For many Jews in the diaspora, the ideal of the kibbutz has always spoken loudly about what the State of Israel was supposed to be. Some of the avatars of modern Zionism would have agreed. After all, they were among the pioneers who created the first kibbutz, just over a century ago, at Degania. One of the most remarkable moments in Toby Perl Freilich’s new documentary “Inventing Our Life: The Kibbutz Experiment” occurs early in the film when she speaks with Yoya Shapiro, whose parents were two of the 12 young men and women who founded that settlement in 1910. A century later, it would be hard to get much closer to the roots of the movement than that.
As the film (which opens at the Quad Cinema April 25) makes abundantly clear, this kind of continuity has long been both the strength, and, potentially, the fatal weakness of the kibbutzim, Israel’s noble experiment in collective living. The film, and the movement, pivot on the apparent rupture between the second- and third-generation kibbutzniks: the children of the founders who built the movement in its years of struggle and growth, and the children of those children, who began to abandon it when the economy clobbered the collectives in the 1980s.

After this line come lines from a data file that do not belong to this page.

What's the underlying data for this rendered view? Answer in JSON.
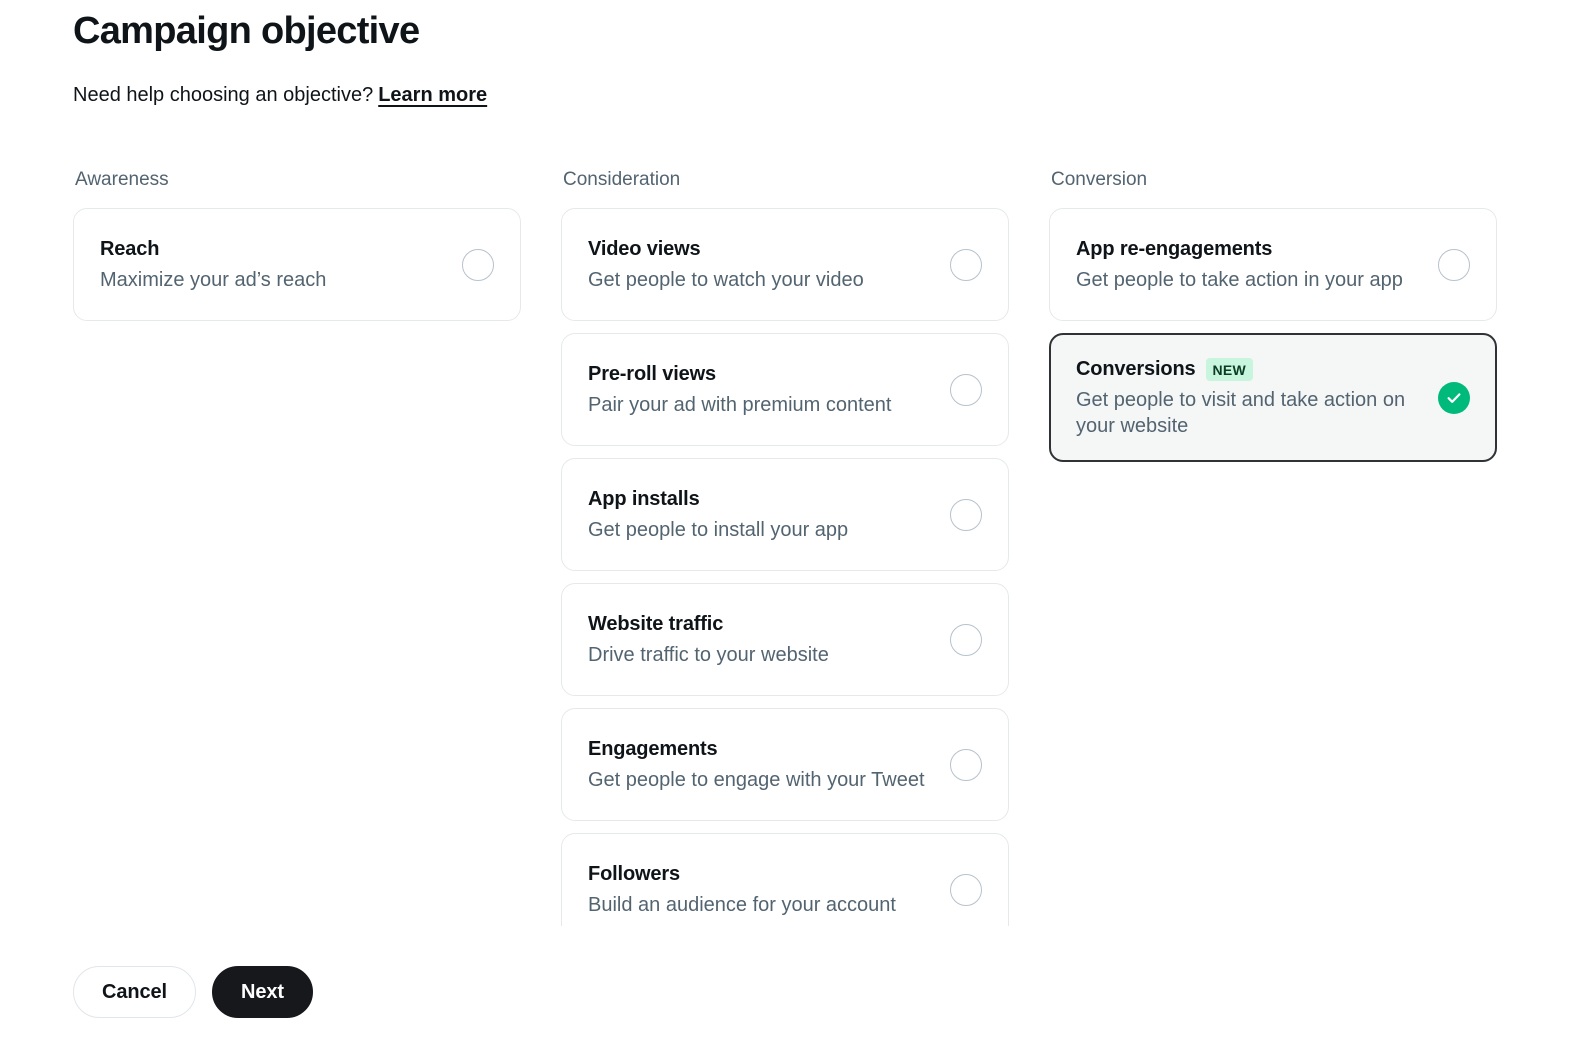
{
  "header": {
    "title": "Campaign objective",
    "help_text": "Need help choosing an objective?",
    "learn_more_label": "Learn more"
  },
  "columns": [
    {
      "heading": "Awareness",
      "cards": [
        {
          "title": "Reach",
          "description": "Maximize your ad’s reach",
          "badge": "",
          "selected": false,
          "control": "radio-unselected"
        }
      ]
    },
    {
      "heading": "Consideration",
      "cards": [
        {
          "title": "Video views",
          "description": "Get people to watch your video",
          "badge": "",
          "selected": false,
          "control": "radio-unselected"
        },
        {
          "title": "Pre-roll views",
          "description": "Pair your ad with premium content",
          "badge": "",
          "selected": false,
          "control": "radio-unselected"
        },
        {
          "title": "App installs",
          "description": "Get people to install your app",
          "badge": "",
          "selected": false,
          "control": "radio-unselected"
        },
        {
          "title": "Website traffic",
          "description": "Drive traffic to your website",
          "badge": "",
          "selected": false,
          "control": "radio-unselected"
        },
        {
          "title": "Engagements",
          "description": "Get people to engage with your Tweet",
          "badge": "",
          "selected": false,
          "control": "radio-unselected"
        },
        {
          "title": "Followers",
          "description": "Build an audience for your account",
          "badge": "",
          "selected": false,
          "control": "radio-unselected"
        }
      ]
    },
    {
      "heading": "Conversion",
      "cards": [
        {
          "title": "App re-engagements",
          "description": "Get people to take action in your app",
          "badge": "",
          "selected": false,
          "control": "radio-unselected"
        },
        {
          "title": "Conversions",
          "description": "Get people to visit and take action on your website",
          "badge": "NEW",
          "selected": true,
          "control": "check-selected"
        }
      ]
    }
  ],
  "footer": {
    "cancel_label": "Cancel",
    "next_label": "Next"
  },
  "colors": {
    "text_primary": "#0f1419",
    "text_secondary": "#536471",
    "card_border": "#e6e9ea",
    "selected_border": "#2f3336",
    "selected_background": "#f5f6f6",
    "badge_background": "#c8f5dd",
    "badge_text": "#0b3b24",
    "check_green": "#00ba7c",
    "next_button_background": "#16181c",
    "radio_border": "#b6c2cc"
  }
}
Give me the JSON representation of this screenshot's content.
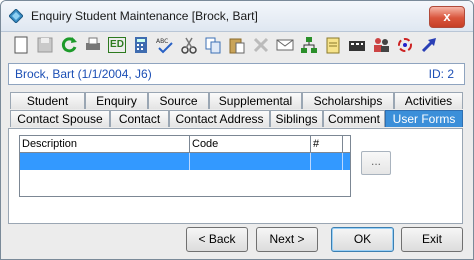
{
  "window": {
    "title": "Enquiry Student Maintenance  [Brock, Bart]",
    "close_glyph": "x"
  },
  "toolbar": {
    "icons": [
      "new-icon",
      "save-icon",
      "refresh-icon",
      "print-icon",
      "edit-ed-icon",
      "calculator-icon",
      "spellcheck-icon",
      "cut-icon",
      "copy-icon",
      "paste-icon",
      "delete-icon",
      "mail-icon",
      "network-icon",
      "notes-icon",
      "film-icon",
      "people-icon",
      "sync-icon",
      "arrow-icon"
    ],
    "ed_label": "ED"
  },
  "record": {
    "name": "Brock, Bart (1/1/2004, J6)",
    "id": "ID: 2"
  },
  "tabs_row1": [
    "Student",
    "Enquiry",
    "Source",
    "Supplemental",
    "Scholarships",
    "Activities"
  ],
  "tabs_row2": [
    "Contact Spouse",
    "Contact",
    "Contact Address",
    "Siblings",
    "Comment",
    "User Forms"
  ],
  "active_tab": "User Forms",
  "grid": {
    "columns": [
      "Description",
      "Code",
      "#"
    ]
  },
  "side_button": "...",
  "buttons": {
    "back": "< Back",
    "next": "Next >",
    "ok": "OK",
    "exit": "Exit"
  },
  "colors": {
    "selection": "#3399ff",
    "accent": "#1c4fb5",
    "active_tab": "#3b8fd9"
  }
}
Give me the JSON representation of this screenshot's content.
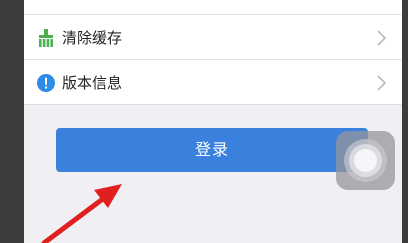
{
  "settings": {
    "items": [
      {
        "label": "清除缓存",
        "icon": "broom-icon",
        "icon_color": "#4caf50"
      },
      {
        "label": "版本信息",
        "icon": "info-icon",
        "icon_color": "#2d8ce6"
      }
    ]
  },
  "login": {
    "label": "登录"
  },
  "colors": {
    "accent": "#3a80dd",
    "annotation_arrow": "#e02020"
  }
}
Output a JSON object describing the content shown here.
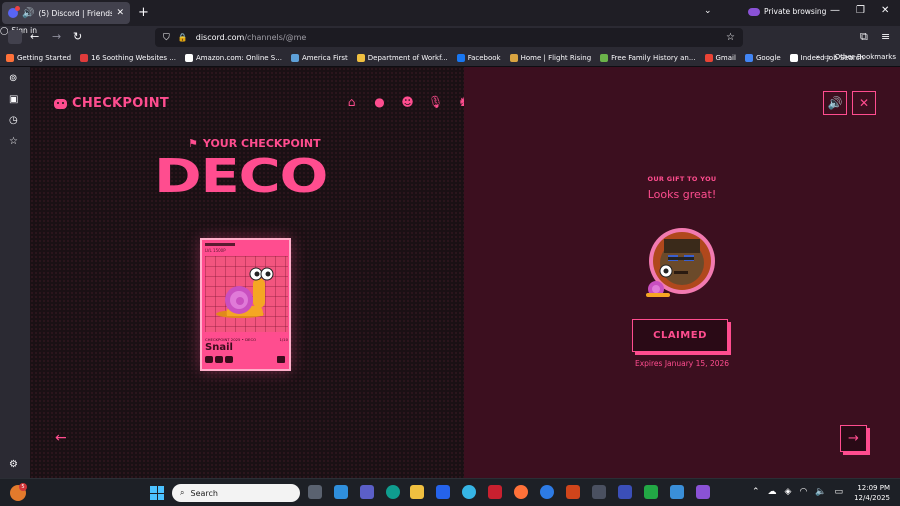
{
  "browser": {
    "tab_title": "(5) Discord | Friends",
    "new_tab_label": "+",
    "private_label": "Private browsing",
    "url_host": "discord.com",
    "url_path": "/channels/@me",
    "signin_label": "Sign in"
  },
  "bookmarks": [
    {
      "label": "Getting Started",
      "color": "#ff7139"
    },
    {
      "label": "16 Soothing Websites ...",
      "color": "#e03b3b"
    },
    {
      "label": "Amazon.com: Online S...",
      "color": "#ffffff"
    },
    {
      "label": "America First",
      "color": "#5ea0d8"
    },
    {
      "label": "Department of Workf...",
      "color": "#f0c040"
    },
    {
      "label": "Facebook",
      "color": "#1877f2"
    },
    {
      "label": "Home | Flight Rising",
      "color": "#d9a441"
    },
    {
      "label": "Free Family History an...",
      "color": "#6bb34a"
    },
    {
      "label": "Gmail",
      "color": "#ea4335"
    },
    {
      "label": "Google",
      "color": "#4285f4"
    },
    {
      "label": "Indeed Job Search",
      "color": "#ffffff"
    }
  ],
  "other_bookmarks": "Other Bookmarks",
  "page": {
    "logo_text": "CHECKPOINT",
    "your_checkpoint": "YOUR CHECKPOINT",
    "title": "DECO",
    "card": {
      "number": "LVL 1500P",
      "caption_left": "CHECKPOINT 2025 • DECO",
      "caption_right": "1/10",
      "name": "Snail"
    },
    "gift_label": "OUR GIFT TO YOU",
    "gift_message": "Looks great!",
    "claimed_label": "CLAIMED",
    "expires": "Expires January 15, 2026",
    "accent_color": "#ff4d8f"
  },
  "taskbar": {
    "weather_badge": "5",
    "search_placeholder": "Search",
    "time": "12:09 PM",
    "date": "12/4/2025"
  }
}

This is not an unfamiliar story. There have been other documentaries that have portrayed the historical and contemporary problems of kibbutz life with regard to economics, and many Israeli fictional portrayals that range from the nakedly hostile to the deeply affectionate.
What sets Freilich’s film apart is its brisk intelligence and balance. The current and former kibbutzniks that she interviewed represent the entire range of positions on the success or failure of the experiment; even her experts — Moshe Halbertal, Menachem Brinker and Avishai Margalit — who speak from first-hand experience, have differing opinions. The result is a reasoned and nuanced evaluation of the results of the movement’s first century and its hopes for a second.
The relationship of the kibbutzim to the rest of Israeli society has always been difficult. At the peak of their success, only 5 percent of Israel’s population lived on kibbutzim, but the cooperatives supplied a disproportionately large portion of the nation’s food supply. (There are moments in “Inventing Our Life” when you could be forgiven for thinking you’d stumbled upon an episode of “Modern Farmer” by mistake.) The kibbutzniks made an easy scapegoat for Likud pols during the ’70s and ’80s. And the internal politics of the individual kibbutzim have always been as contentious as you would expect for communities composed entirely of vocal, verbal, prickly Jews.
On the other hand, for a documentary filmmaker, such people are a godsend. Freilich, whose 2003 film “Secret Lives: Hidden Children and Their Rescuers” was exceptional, is a smart interviewer and a deft editor. As a result, “Inventing Our Life” is both entertaining and illuminating.
“Dolphin Boy,” co-directed by Dani Menkin and Yonatan Nir, is another documentary that looks in on a unique Israeli experiment in community. Much of the film, which opens April 27, also at the Quad, is set in a home in Eilat, where dolphins are used as therapeutic treatment of disturbed youths. Like Menkin’s first feature documentary, “39 Pounds of Love,” this is an inspiring story of a young man resisting the seeming limitations of mind and body. Morad, an Israeli Arab teen, used to be a popular and successful high school student until the older brother of a female classmate intercepted what he (mistakenly) took to be a provocative text. The result was a brutal, systematic beat-down that left Morad unable to communicate with anyone. But over the next several years, Morad underwent a program of therapy in Eilat where he gradually became comfortable with the dolphins and, eventually, with the humans who worked in the program as well.
Menkin and Nir were fortunate that Morad’s doctor Ilan Kutz kept video and audio of the early stages of their work, as well as formidably complete case notes. As a result, we can literally see how one severely damaged young man slowly regains his identity, his memory and his selfhood under the most unusual circumstances. At the same time, the film subtly stresses its other message, voiced by Morad’s father, “Through anger I won’t save anything.”
The film’s ending is affirmative, but one is also left with the sense of loss that is inevitable when Morad leaves the dolphin reef in Eilat to return to his old life. A title card tells of a happy aftermath, but an audience is more affected by what is seen than what what is read in a film. Still, Morad’s future is considerably more promising than that of most on the kibbutzim, and “Dolphin Boy” has unmistakable emotional impact.
“Inventing Our Life: The Kibbutz Experiment” opens on Wednesday, April 25 at the Quad Cinema. “Dolphin Boy” opens Friday, April 27 at the Quad as well. The Quad Cinema is located at 34 W. 13th St.; for information, call (212) 255-2243 or go to www.quadcinema.com.